Answer: by controlling robot exoskeletons

by / August 18, 2017
The Amazon Alexa personal assistant speaks through the Amazon Echo, among other Amazon technologies. Flickr/MJZ Photography

Robotics company Bionik Laboratories, based in Toronto, has developed an interface that could be a  game-changer for those requiring mobility assistance.

This interface can control the lower body of Bionik's Arke robotic exoskeleton using Amazon’s Echo and Alexa voice command technology.
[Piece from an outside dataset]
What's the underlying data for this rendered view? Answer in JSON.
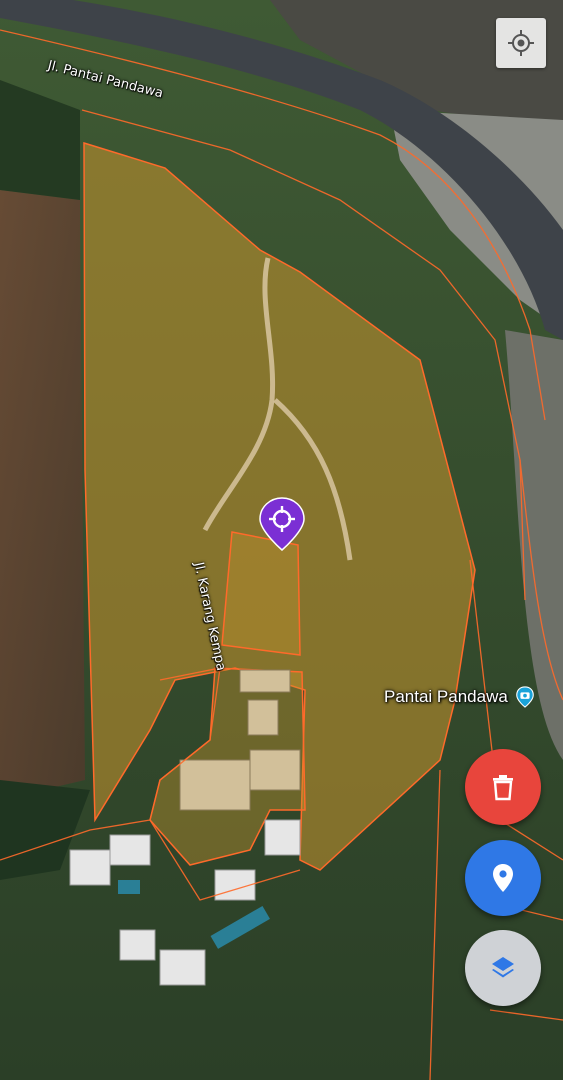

As long as the user is within voice range of Alexa, he can get help in simple movements with commands such as “Alexa, I’m ready to stand” and “Alexa, let’s walk to the kitchen.”

"This pairing of our robotic technologies with the power of Amazon’s Alexa further pushes the boundaries of what technology can do within the home health-care industry, and we believe we will help many impaired individuals regain the mobility they once lost,” Bionik Co-Founder, Director and COO Michal Prywata said in a statement.

While the tech is far from perfect (users must remain within range of Alexa for it to work), it is yet another of the abundant innovations made recently in using technology to improve mobility assistance.